ScrollView has a bunch of bugs right now. I believe Apple will fix all of them, but I also hope for a content offset binding option. There is no way to get or set the current content offset of ScrollView in SwiftUI. We need a way to both assign and read the offset, and it is a perfect use-case for a Binding. Let’s take a look at the quick example.

struct RootView: View {
    @State private var offset: CGPoint = .zero

    var body: some View {
        ScrollView(.vertical, showsIndicators: false, offset: $offset) {
            Text("Very long text")
            Button("Jump to top") {
                self.offset = .zero
            }
        }
    }
}

CollectionView and CompositionalLayout

Last year Apple released CompositionLayout that provides us a declarative way of building complex layouts for UICollectionView. The buzzword here is declarative. It feels very natural for SwiftUI to have a similar API, I’m not sure why Apple didn’t release it last year, but I expect to see it soon.

CompositionalLayout introduces a few concepts to manage complex layouts.

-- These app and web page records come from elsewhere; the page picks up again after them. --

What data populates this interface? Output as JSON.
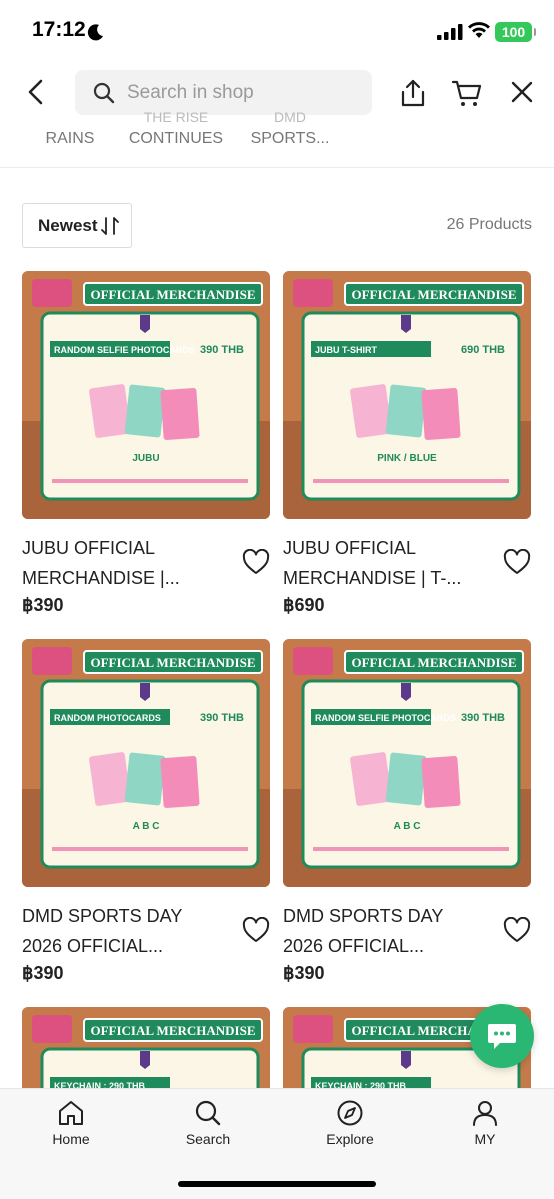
{
  "status_bar": {
    "time": "17:12",
    "battery": "100"
  },
  "header": {
    "search_placeholder": "Search in shop"
  },
  "tabs": [
    {
      "line1": "RAINS",
      "partial": ""
    },
    {
      "line1": "CONTINUES",
      "partial": "THE RISE"
    },
    {
      "line1": "SPORTS...",
      "partial": "DMD"
    }
  ],
  "sort": {
    "label": "Newest"
  },
  "product_count": "26 Products",
  "products": [
    {
      "name_line1": "JUBU OFFICIAL",
      "name_line2": "MERCHANDISE |...",
      "price": "฿390",
      "poster": {
        "banner": "OFFICIAL MERCHANDISE",
        "item": "RANDOM SELFIE PHOTOCARDS",
        "price": "390 THB",
        "sub": "JUBU"
      }
    },
    {
      "name_line1": "JUBU OFFICIAL",
      "name_line2": "MERCHANDISE | T-...",
      "price": "฿690",
      "poster": {
        "banner": "OFFICIAL MERCHANDISE",
        "item": "JUBU T-SHIRT",
        "price": "690 THB",
        "sub": "PINK / BLUE"
      }
    },
    {
      "name_line1": "DMD SPORTS DAY",
      "name_line2": "2026 OFFICIAL...",
      "price": "฿390",
      "poster": {
        "banner": "OFFICIAL MERCHANDISE",
        "item": "RANDOM PHOTOCARDS",
        "price": "390 THB",
        "sub": "A  B  C"
      }
    },
    {
      "name_line1": "DMD SPORTS DAY",
      "name_line2": "2026 OFFICIAL...",
      "price": "฿390",
      "poster": {
        "banner": "OFFICIAL MERCHANDISE",
        "item": "RANDOM SELFIE PHOTOCARDS",
        "price": "390 THB",
        "sub": "A  B  C"
      }
    },
    {
      "poster": {
        "banner": "OFFICIAL MERCHANDISE",
        "item": "KEYCHAIN : 290 THB"
      }
    },
    {
      "poster": {
        "banner": "OFFICIAL MERCHANDISE",
        "item": "KEYCHAIN : 290 THB"
      }
    }
  ],
  "bottom_nav": [
    {
      "label": "Home",
      "icon": "home-icon"
    },
    {
      "label": "Search",
      "icon": "search-icon"
    },
    {
      "label": "Explore",
      "icon": "compass-icon"
    },
    {
      "label": "MY",
      "icon": "user-icon"
    }
  ],
  "colors": {
    "accent_green": "#2ab673",
    "poster_green": "#1f8a5b",
    "poster_pink": "#e9559a",
    "poster_cream": "#fbf6e6"
  }
}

For example, it has sections, groups, and items. As you know, we already have these concepts in SwiftUI. I think SwiftUI views like Group and Section can behave in another way depending on the context. We already saw that views can behave differently inside a Form or a List. Let’s take a look at how it might work in SwiftUI.

struct AppStoreView: View {
    let featured: [App]
    let appsWeLove: [App]

    var body: some View {
        CompositionalLayout {
            Section(.groupPagingCentered) {
                Group(.horizontal, width: .fractionalWidth(0.5), height: .fractionalHeight(0.5)) {
                    ForEach(featured) { app in
                        FeatureAppView(app: app)
                    }
                }
            }

            Section {
                Group(.vertical, width: .fractionalWidth(0.9), height: .estimated(200)) {
                    ForEach(appsWeLove) { app in
                        SmallAppView(app: app)
                    }
                }
            }
        }
    }
}

As I already said multiple times, Navigation in SwiftUI is really problematic. The main rule behind the SwiftUI framework is “view is a function of some state”. SwiftUI doesn’t apply this rule to Navigation. Navigation in SwiftUI looks like uncontrollable magic. In my opinion, it also should be a function of a state where the state describes a navigation stack. Let’s take a look at the example.

enum Destination {
    case master
    case details(Post)
}

struct RootView: View {
    @EnvironmentObject var router: Router<Destination>

    var body: some View {
        RouterView(router: router) { destination in
            switch destination {
            case .master:
                return PostsView()
            case .details(let post):
                return PostDetails(post: post)
            }
        }
    }
}

As you can see, RouterView accepts an instance of the Router class, which describes a navigation stack and a ViewBuilder closure that we use to build a view according to the navigation state.

To learn more about @ViewBuilder in SwiftUI, take a look at my “The power of @ViewBuilder in SwiftUI” post.

Appearance API

SwiftUI provides us styling options by introducing a bunch of protocols. For example, ButtonStyle, ToggleStyle, etc. We create a struct that conforms to the ButtonStyle protocol. After that, we can put it into the environment, and all views inside the environment gain particular styling. I appreciate the way styling works in SwiftUI right now, but we need to expand it to support more views like Form and NavigationView.

To learn more about styling in SwiftUI, take a look at my “Composable styling in SwiftUI” post.

Missing views

SwiftUI provides us a set of very basic views that we can use to build our apps. There are a lot of views that we don’t have in SwiftUI. I hope to see a bunch of new views coming in the next weeks. For example, SearchBar, TextView, RefreshControl, etc.

Conclusion

This week, I share my vision and expectations with you about the future of the SwiftUI framework that we hopefully will see later this month. I hope you enjoy the post. Feel free to follow me on Twitter and ask your questions related to this post. Thanks for reading, and see you next week!